Racing just in the afternoon and having watched the morning races, the first IV were looking for a win here against some good crews. The paddle up to the line was marred by a rigging error, however going over the start line the crew were fully committed and with some excellent lines being steered by cox Euge Guerrero, and a crew working themselves ragged, they overtook three crews ahead of them. Using those crews as stepping stones to drive away, they won the category by over a minute, and claimed the pennant.
Taking part in two races on the day, the crew were determined to win the novice and place highly in the IM3 categories. The crew worked hard and were able to find their rhythm in the first race; placing a respectable 7th out of 14.
Their second test came in the afternoon; fatigued but now familiar with the course, the crew set out to claim the novice pennant. After the race was done, the crew were split on their performance, whether they had gained on the crew in front. When the results were published, much to their heartbreak, they had placed second in the category by a narrow margin. Despite this, the crew took a positive experience from the day and has their eyes set on targets further afield.
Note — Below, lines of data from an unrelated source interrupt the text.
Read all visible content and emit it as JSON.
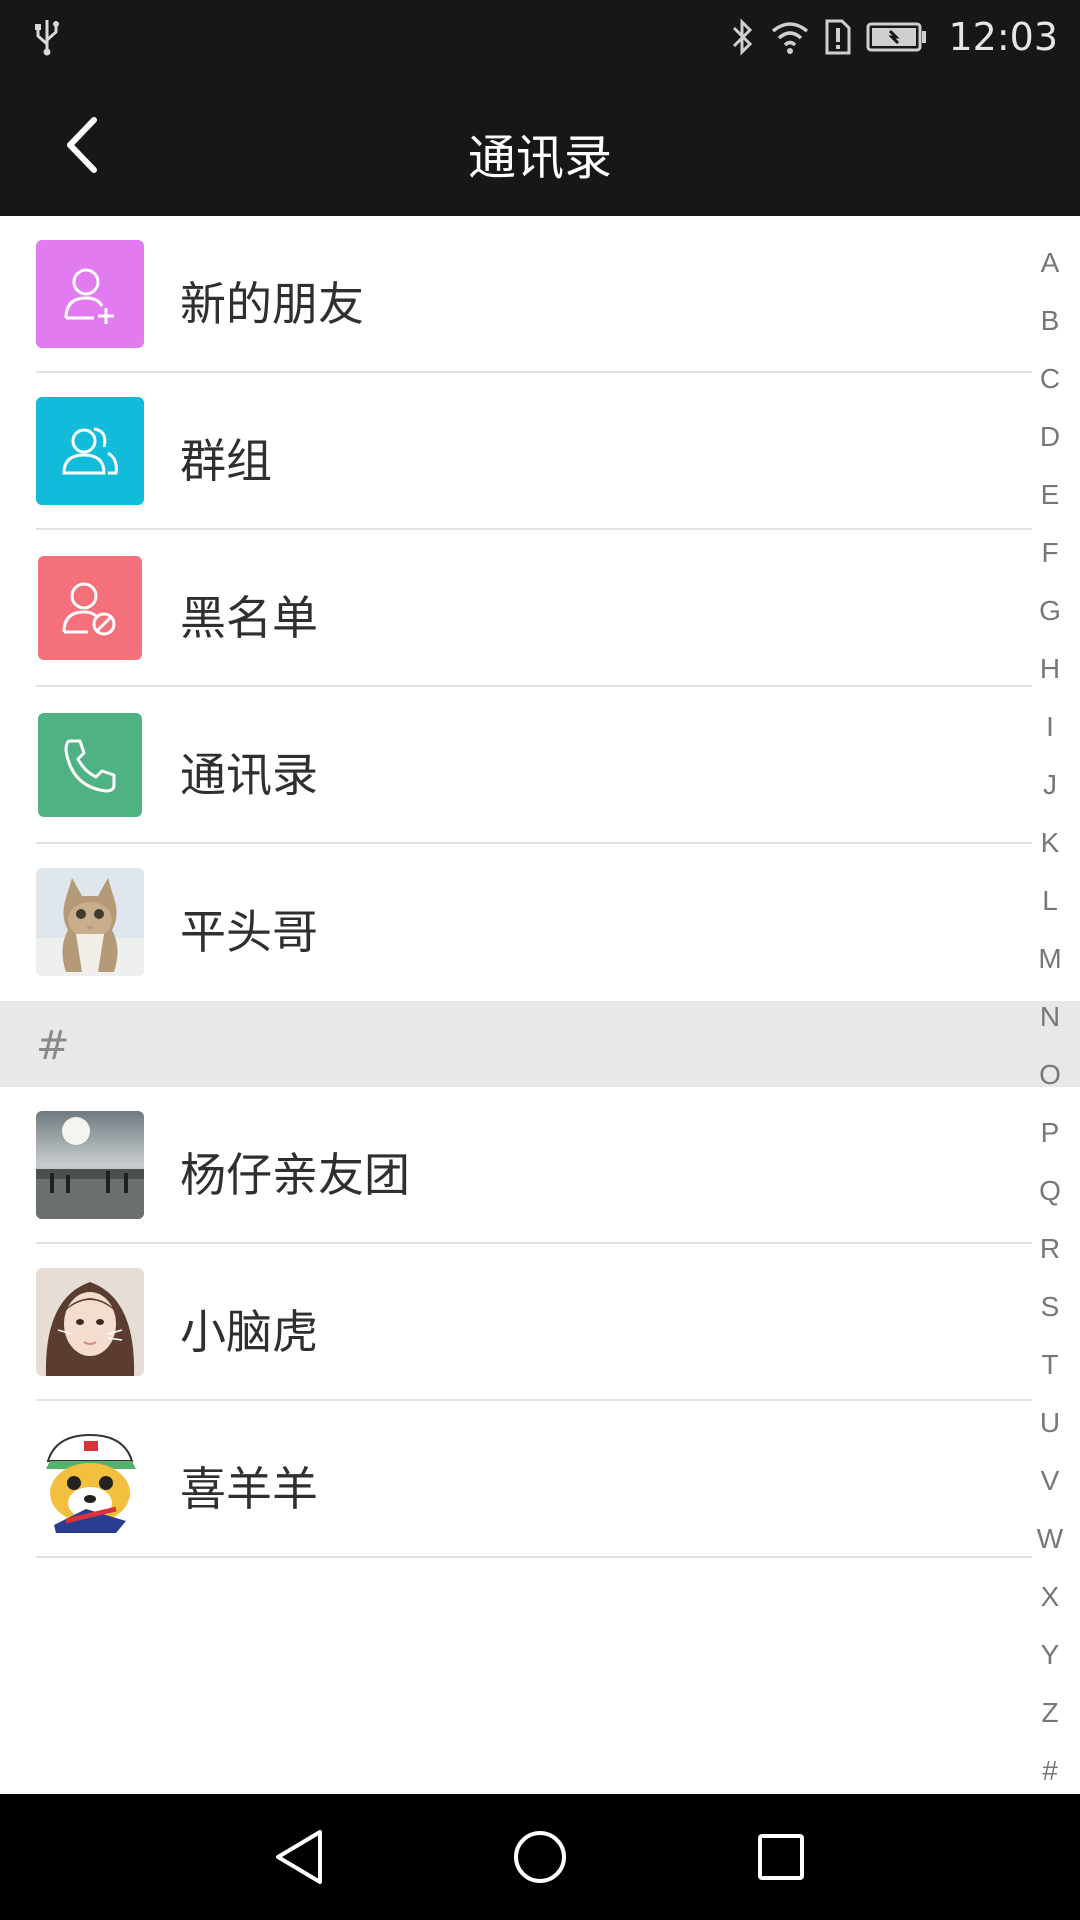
{
  "status_bar": {
    "time": "12:03",
    "icons": [
      "usb-icon",
      "bluetooth-icon",
      "wifi-icon",
      "sim-alert-icon",
      "battery-icon"
    ]
  },
  "header": {
    "title": "通讯录",
    "back_icon": "chevron-left-icon"
  },
  "function_items": [
    {
      "label": "新的朋友",
      "icon": "add-user-icon",
      "color": "#E27BF0"
    },
    {
      "label": "群组",
      "icon": "group-icon",
      "color": "#11BCDB"
    },
    {
      "label": "黑名单",
      "icon": "blocked-user-icon",
      "color": "#F4717B"
    },
    {
      "label": "通讯录",
      "icon": "phone-icon",
      "color": "#4FB282"
    },
    {
      "label": "平头哥",
      "icon": "cat-avatar"
    }
  ],
  "section": {
    "header": "#",
    "contacts": [
      {
        "label": "杨仔亲友团",
        "icon": "landscape-avatar"
      },
      {
        "label": "小脑虎",
        "icon": "girl-avatar"
      },
      {
        "label": "喜羊羊",
        "icon": "cartoon-dog-avatar"
      }
    ]
  },
  "index_letters": [
    "A",
    "B",
    "C",
    "D",
    "E",
    "F",
    "G",
    "H",
    "I",
    "J",
    "K",
    "L",
    "M",
    "N",
    "O",
    "P",
    "Q",
    "R",
    "S",
    "T",
    "U",
    "V",
    "W",
    "X",
    "Y",
    "Z",
    "#"
  ],
  "nav_bar": {
    "buttons": [
      "back-triangle-icon",
      "home-circle-icon",
      "recents-square-icon"
    ]
  }
}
The third four had a chaotic race, overtaking and being overtaken, with boats crashing and crabbing around them, and in the face of a very strong field placed 13th out of 14. The crew nevertheless enjoyed their day racing and will carry this experience over to the many races to come.
All in all, a successful first day of racing for the mens squad, hopefully to be followed by many more.